Given records:
=== Begin Enclosure ===

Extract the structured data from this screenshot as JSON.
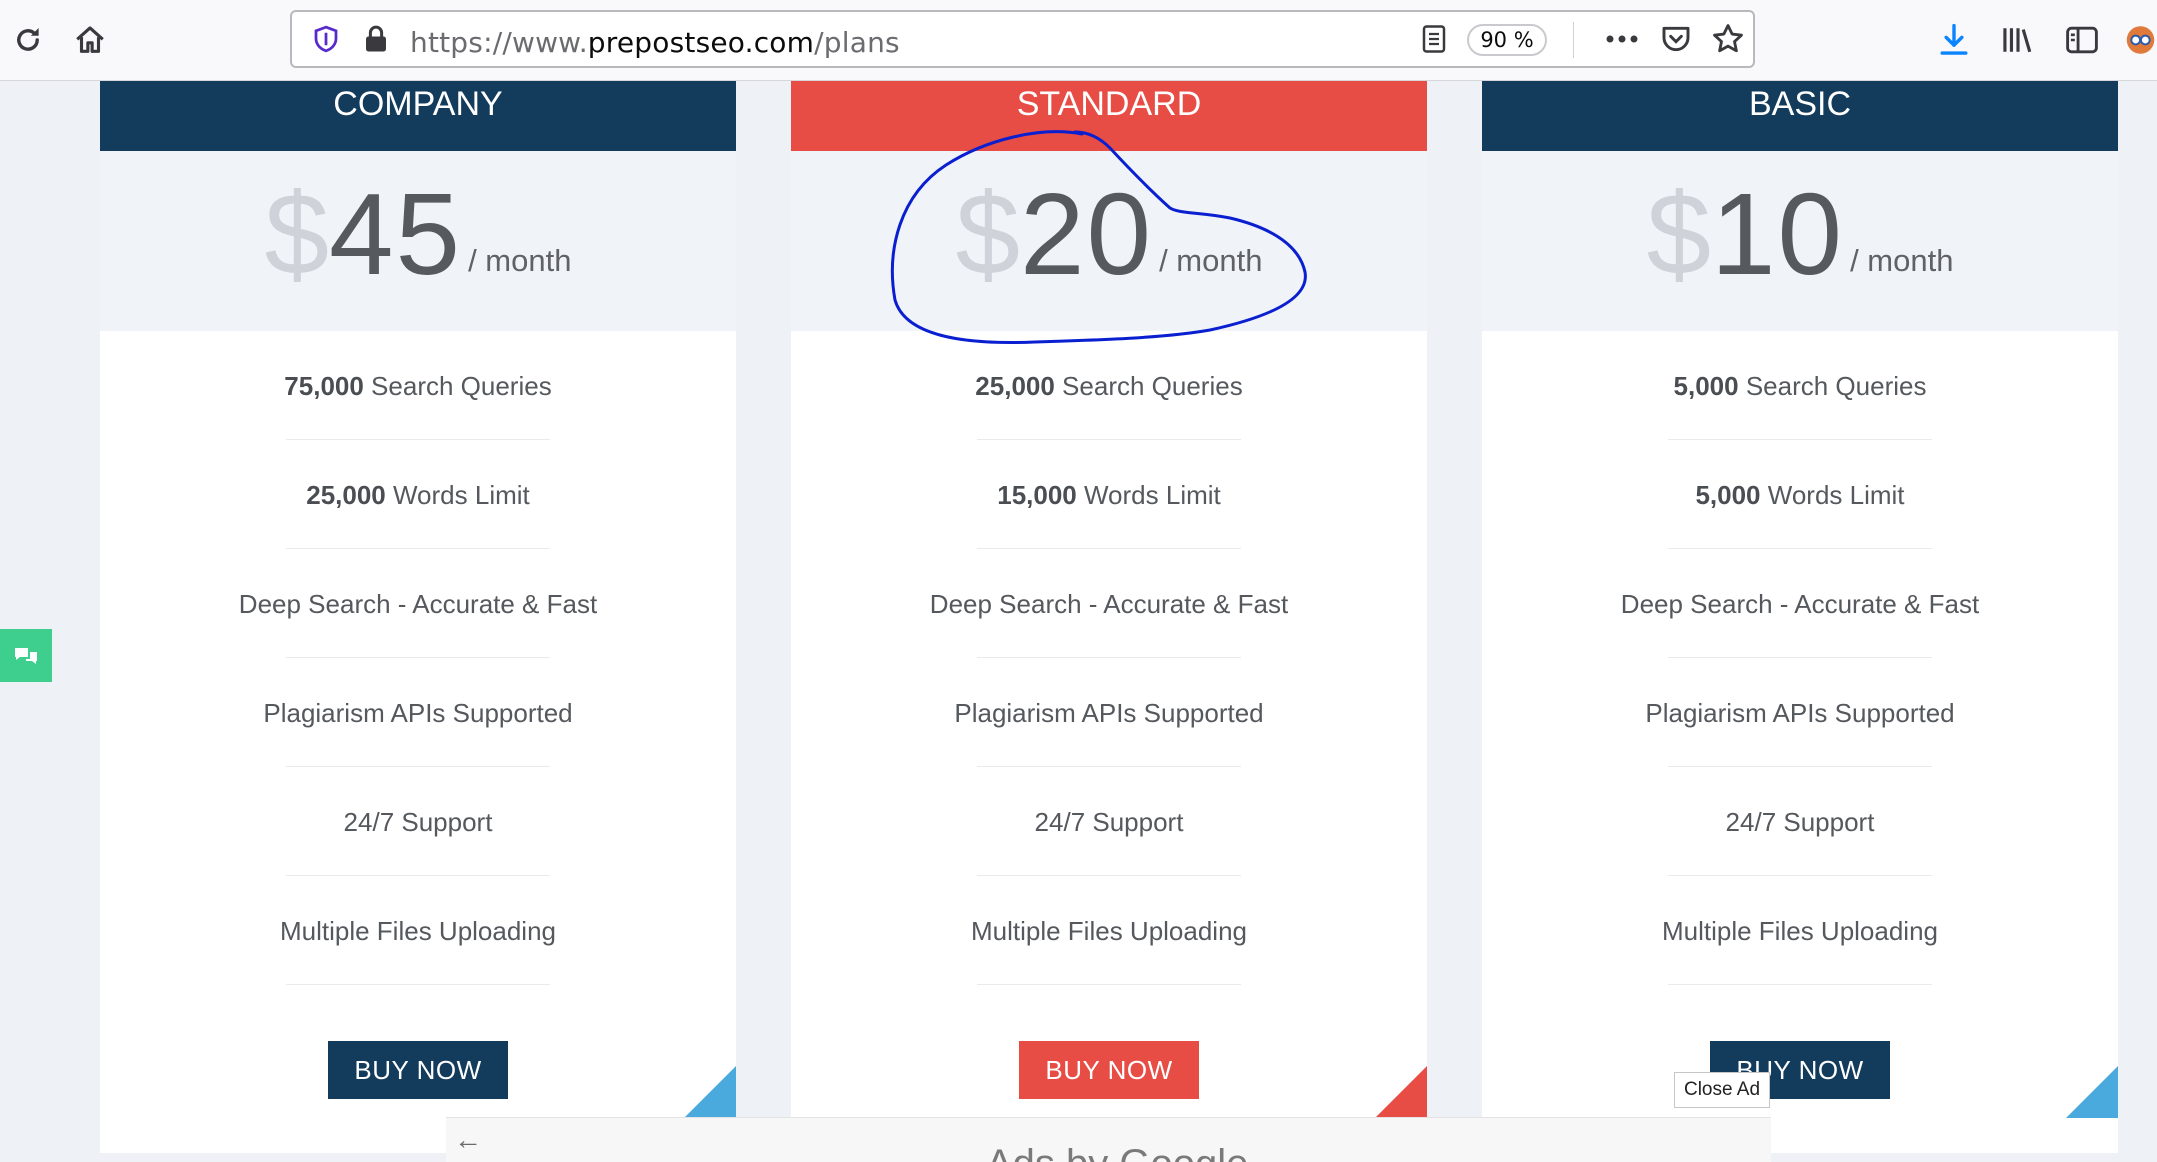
{
  "browser": {
    "url_scheme": "https://www.",
    "url_host": "prepostseo.com",
    "url_path": "/plans",
    "zoom": "90 %"
  },
  "colors": {
    "navy": "#133b5c",
    "red": "#e74c45",
    "chat_green": "#3ecf8e",
    "corner_blue": "#4aa9dd"
  },
  "plans": [
    {
      "name": "COMPANY",
      "currency": "$",
      "amount": "45",
      "period": "/ month",
      "features": [
        {
          "bold": "75,000",
          "text": " Search Queries"
        },
        {
          "bold": "25,000",
          "text": " Words Limit"
        },
        {
          "bold": "",
          "text": "Deep Search - Accurate & Fast"
        },
        {
          "bold": "",
          "text": "Plagiarism APIs Supported"
        },
        {
          "bold": "",
          "text": "24/7 Support"
        },
        {
          "bold": "",
          "text": "Multiple Files Uploading"
        }
      ],
      "button": "BUY NOW"
    },
    {
      "name": "STANDARD",
      "currency": "$",
      "amount": "20",
      "period": "/ month",
      "features": [
        {
          "bold": "25,000",
          "text": " Search Queries"
        },
        {
          "bold": "15,000",
          "text": " Words Limit"
        },
        {
          "bold": "",
          "text": "Deep Search - Accurate & Fast"
        },
        {
          "bold": "",
          "text": "Plagiarism APIs Supported"
        },
        {
          "bold": "",
          "text": "24/7 Support"
        },
        {
          "bold": "",
          "text": "Multiple Files Uploading"
        }
      ],
      "button": "BUY NOW"
    },
    {
      "name": "BASIC",
      "currency": "$",
      "amount": "10",
      "period": "/ month",
      "features": [
        {
          "bold": "5,000",
          "text": " Search Queries"
        },
        {
          "bold": "5,000",
          "text": " Words Limit"
        },
        {
          "bold": "",
          "text": "Deep Search - Accurate & Fast"
        },
        {
          "bold": "",
          "text": "Plagiarism APIs Supported"
        },
        {
          "bold": "",
          "text": "24/7 Support"
        },
        {
          "bold": "",
          "text": "Multiple Files Uploading"
        }
      ],
      "button": "BUY NOW"
    }
  ],
  "ad": {
    "close_label": "Close Ad",
    "back_icon": "arrow-left-icon",
    "label": "Ads by Google"
  }
}
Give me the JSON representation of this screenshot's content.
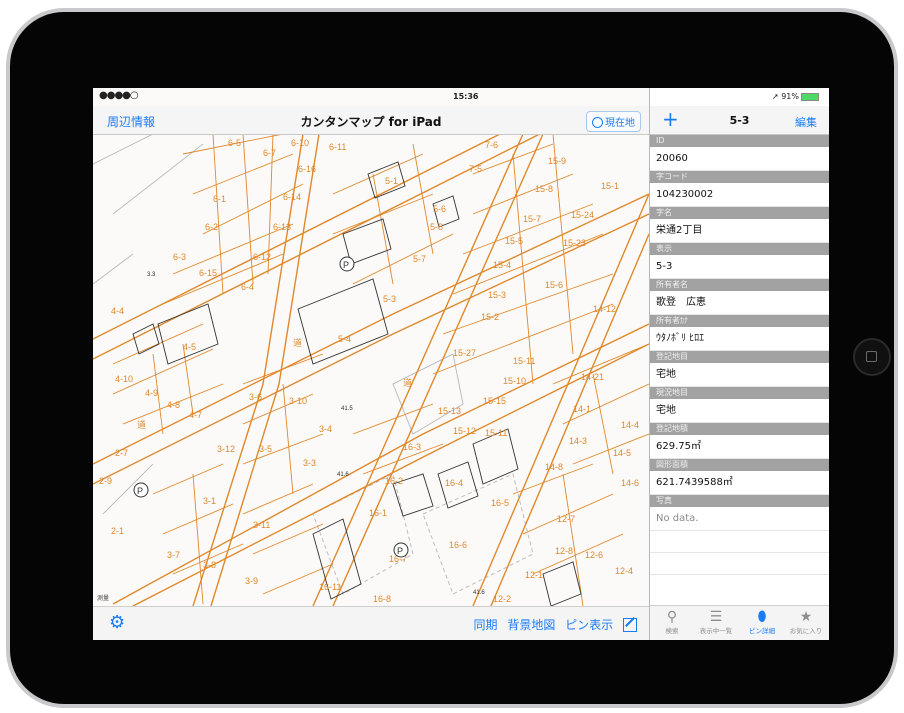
{
  "status_bar": {
    "signal": "●●●●○",
    "time": "15:36",
    "battery": "➚ 91%"
  },
  "map_nav": {
    "left_button": "周辺情報",
    "title": "カンタンマップ for iPad",
    "location_button": "現在地"
  },
  "map": {
    "parcel_labels": [
      "6-5",
      "6-7",
      "6-10",
      "6-11",
      "6-16",
      "6-1",
      "6-14",
      "6-2",
      "6-13",
      "6-12",
      "6-3",
      "6-15",
      "6-4",
      "5-1",
      "5-6",
      "5-8",
      "5-7",
      "5-4",
      "5-3",
      "7-6",
      "7-5",
      "15-9",
      "15-1",
      "15-8",
      "15-7",
      "15-24",
      "15-5",
      "15-23",
      "15-4",
      "15-6",
      "15-3",
      "15-2",
      "15-27",
      "15-11",
      "15-10",
      "15-15",
      "15-13",
      "15-12",
      "15-11",
      "14-1",
      "14-12",
      "14-21",
      "14-3",
      "14-4",
      "14-5",
      "14-6",
      "14-8",
      "4-4",
      "4-5",
      "4-10",
      "4-9",
      "4-8",
      "4-7",
      "3-6",
      "3-10",
      "3-4",
      "3-5",
      "3-3",
      "3-12",
      "3-11",
      "3-7",
      "3-8",
      "3-9",
      "3-1",
      "2-7",
      "2-9",
      "2-1",
      "16-3",
      "16-2",
      "16-4",
      "16-5",
      "16-1",
      "16-7",
      "16-6",
      "16-11",
      "16-8",
      "12-7",
      "12-8",
      "12-6",
      "12-4",
      "12-1",
      "12-2",
      "道",
      "道",
      "道"
    ],
    "parking_marker": "P",
    "scale_label": "測量",
    "small_numbers": [
      "41.5",
      "3.3",
      "41.6",
      "41.6"
    ]
  },
  "map_toolbar": {
    "settings": "settings",
    "sync": "同期",
    "background_map": "背景地図",
    "pin_display": "ピン表示"
  },
  "detail_nav": {
    "add": "+",
    "title": "5-3",
    "edit": "編集"
  },
  "detail_fields": [
    {
      "label": "ID",
      "value": "20060"
    },
    {
      "label": "字コード",
      "value": "104230002"
    },
    {
      "label": "字名",
      "value": "栄通2丁目"
    },
    {
      "label": "表示",
      "value": "5-3"
    },
    {
      "label": "所有者名",
      "value": "歌登　広恵"
    },
    {
      "label": "所有者ｶﾅ",
      "value": "ｳﾀﾉﾎﾞﾘ ﾋﾛｴ"
    },
    {
      "label": "登記地目",
      "value": "宅地"
    },
    {
      "label": "現況地目",
      "value": "宅地"
    },
    {
      "label": "登記地積",
      "value": "629.75㎡"
    },
    {
      "label": "図形面積",
      "value": "621.7439588㎡"
    },
    {
      "label": "写真",
      "value": "No data."
    }
  ],
  "tabs": [
    {
      "label": "検索",
      "icon": "search-icon",
      "glyph": "⚲"
    },
    {
      "label": "表示中一覧",
      "icon": "list-icon",
      "glyph": "☰"
    },
    {
      "label": "ピン詳細",
      "icon": "pin-icon",
      "glyph": "⬮"
    },
    {
      "label": "お気に入り",
      "icon": "star-icon",
      "glyph": "★"
    }
  ],
  "colors": {
    "accent": "#1a7cf5",
    "parcel_line": "#e0882a",
    "field_label_bg": "#a2a2a2"
  }
}
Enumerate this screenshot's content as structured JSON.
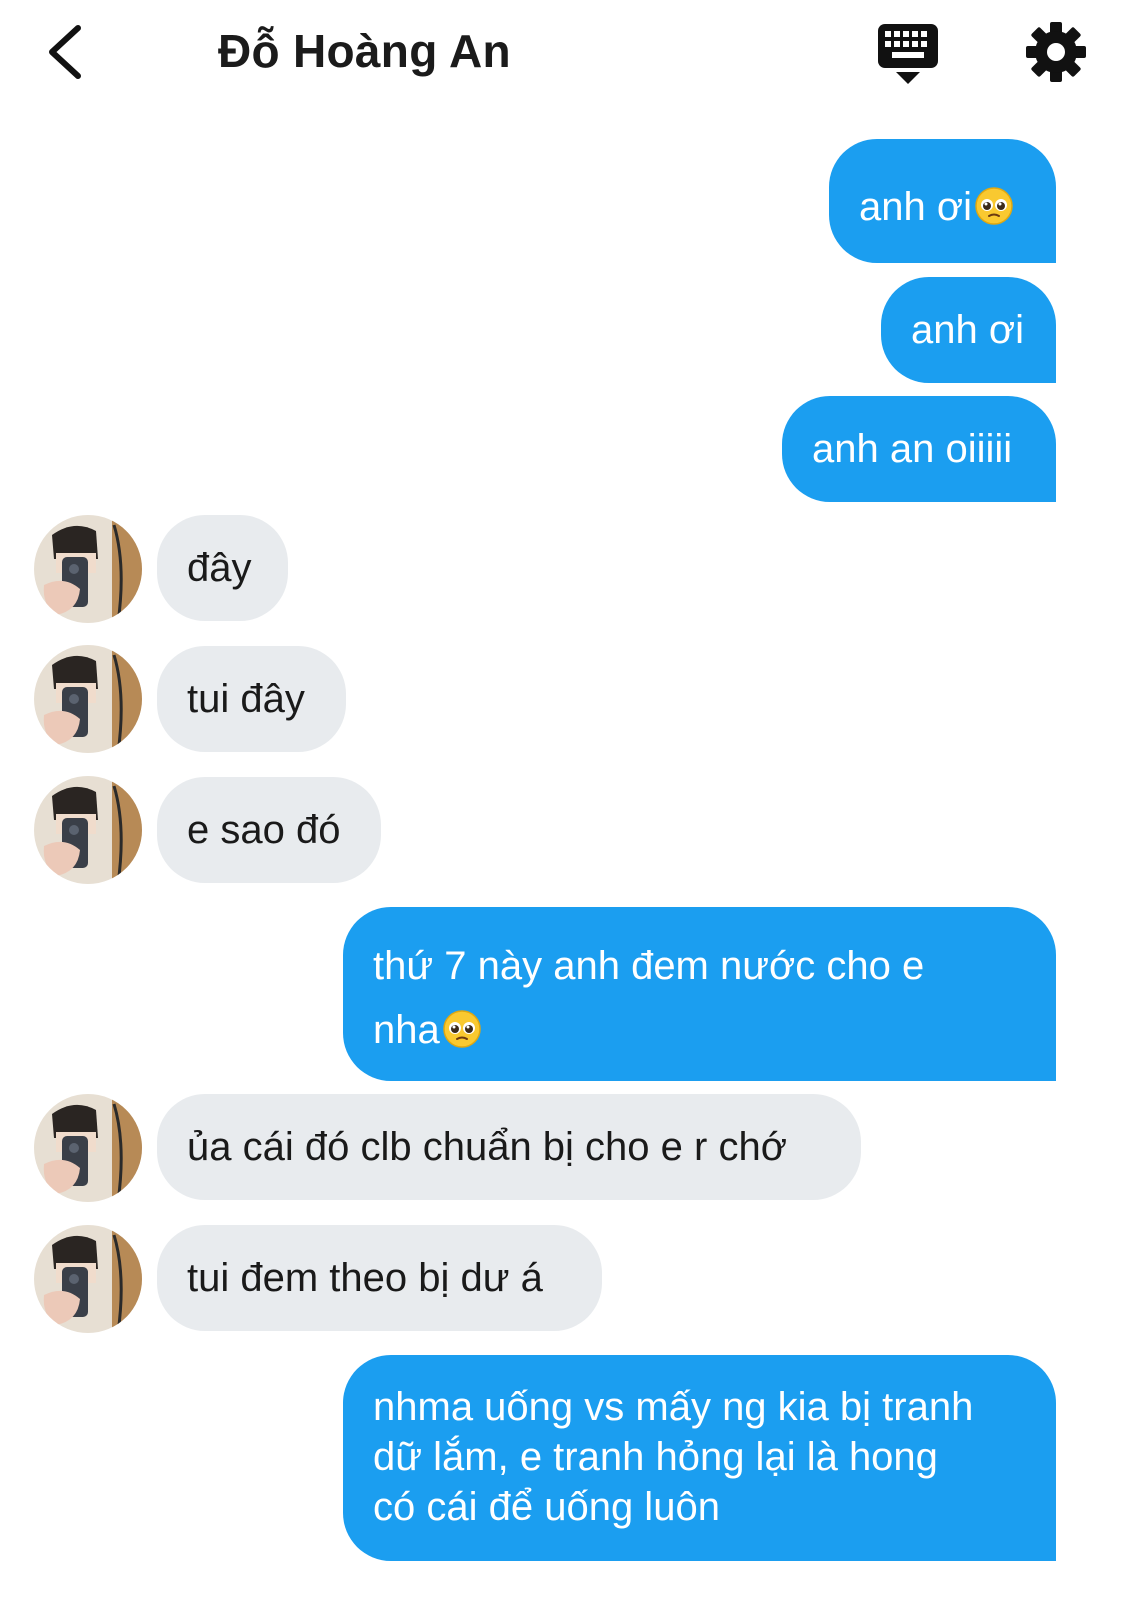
{
  "header": {
    "title": "Đỗ Hoàng An",
    "back_icon": "chevron-left-icon",
    "keyboard_icon": "keyboard-icon",
    "settings_icon": "gear-icon"
  },
  "colors": {
    "outgoing_bubble": "#1b9ef0",
    "incoming_bubble": "#e8ebee",
    "outgoing_text": "#ffffff",
    "incoming_text": "#1a1a1a"
  },
  "messages": [
    {
      "sender": "me",
      "text": "anh ơi",
      "emoji": "pleading-face-emoji"
    },
    {
      "sender": "me",
      "text": "anh ơi"
    },
    {
      "sender": "me",
      "text": "anh an oiiiii"
    },
    {
      "sender": "them",
      "text": "đây"
    },
    {
      "sender": "them",
      "text": "tui đây"
    },
    {
      "sender": "them",
      "text": "e sao đó"
    },
    {
      "sender": "me",
      "line1": "thứ 7 này anh đem nước cho e",
      "line2": "nha",
      "emoji": "pleading-face-emoji"
    },
    {
      "sender": "them",
      "text": "ủa cái đó clb chuẩn bị cho e r chớ"
    },
    {
      "sender": "them",
      "text": "tui đem theo bị dư á"
    },
    {
      "sender": "me",
      "line1": "nhma uống vs mấy ng kia bị tranh",
      "line2": "dữ lắm, e tranh hỏng lại là hong",
      "line3": "có cái để uống luôn"
    }
  ]
}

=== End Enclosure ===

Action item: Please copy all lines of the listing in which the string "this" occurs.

Output below:
Extract the structured data from this screenshot as JSON.
Give me the JSON representation of this screenshot's content.
Enumerate this screenshot's content as structured JSON.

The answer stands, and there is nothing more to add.